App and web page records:

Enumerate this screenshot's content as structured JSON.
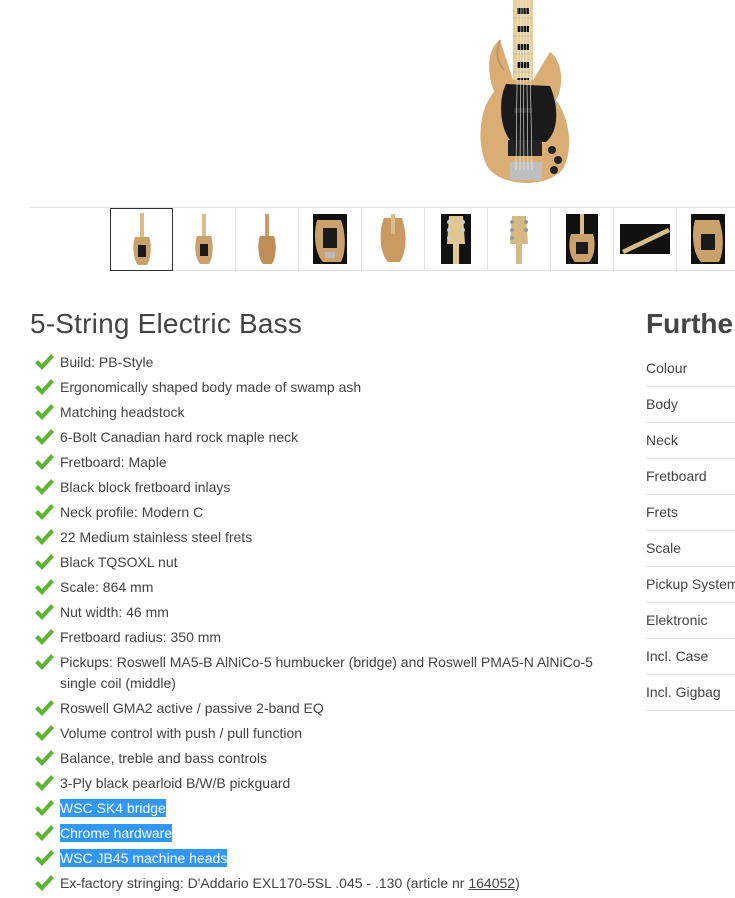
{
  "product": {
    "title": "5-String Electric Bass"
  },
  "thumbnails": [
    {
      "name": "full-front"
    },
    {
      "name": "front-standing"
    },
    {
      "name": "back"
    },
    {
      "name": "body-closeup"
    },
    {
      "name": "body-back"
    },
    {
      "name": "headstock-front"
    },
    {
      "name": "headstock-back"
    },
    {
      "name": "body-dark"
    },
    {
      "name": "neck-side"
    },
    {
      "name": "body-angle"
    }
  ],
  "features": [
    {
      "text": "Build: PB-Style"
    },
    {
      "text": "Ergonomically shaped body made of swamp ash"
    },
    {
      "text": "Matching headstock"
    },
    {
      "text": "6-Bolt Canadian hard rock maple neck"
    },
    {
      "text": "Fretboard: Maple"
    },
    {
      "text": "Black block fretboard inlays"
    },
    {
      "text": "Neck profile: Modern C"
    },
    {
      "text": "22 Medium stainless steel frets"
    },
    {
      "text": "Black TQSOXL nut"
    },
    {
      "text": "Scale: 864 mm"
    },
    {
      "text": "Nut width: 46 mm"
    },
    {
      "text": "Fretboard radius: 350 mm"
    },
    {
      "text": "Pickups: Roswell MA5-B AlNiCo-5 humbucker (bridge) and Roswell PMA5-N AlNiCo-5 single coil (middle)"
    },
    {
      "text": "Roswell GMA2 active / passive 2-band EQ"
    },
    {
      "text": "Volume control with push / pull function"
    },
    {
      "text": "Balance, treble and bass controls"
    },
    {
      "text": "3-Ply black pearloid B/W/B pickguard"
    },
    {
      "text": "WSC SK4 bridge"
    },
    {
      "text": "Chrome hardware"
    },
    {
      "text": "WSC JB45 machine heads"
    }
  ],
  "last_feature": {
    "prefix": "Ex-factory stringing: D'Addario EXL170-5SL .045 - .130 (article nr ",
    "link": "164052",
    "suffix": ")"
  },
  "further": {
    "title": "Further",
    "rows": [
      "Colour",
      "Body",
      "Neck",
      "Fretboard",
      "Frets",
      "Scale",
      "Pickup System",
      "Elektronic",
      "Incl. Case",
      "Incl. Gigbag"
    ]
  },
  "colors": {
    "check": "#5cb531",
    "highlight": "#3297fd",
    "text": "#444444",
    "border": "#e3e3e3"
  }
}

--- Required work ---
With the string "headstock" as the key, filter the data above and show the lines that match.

--- Response to the task ---
      "name": "headstock-front"
      "name": "headstock-back"
      "text": "Matching headstock"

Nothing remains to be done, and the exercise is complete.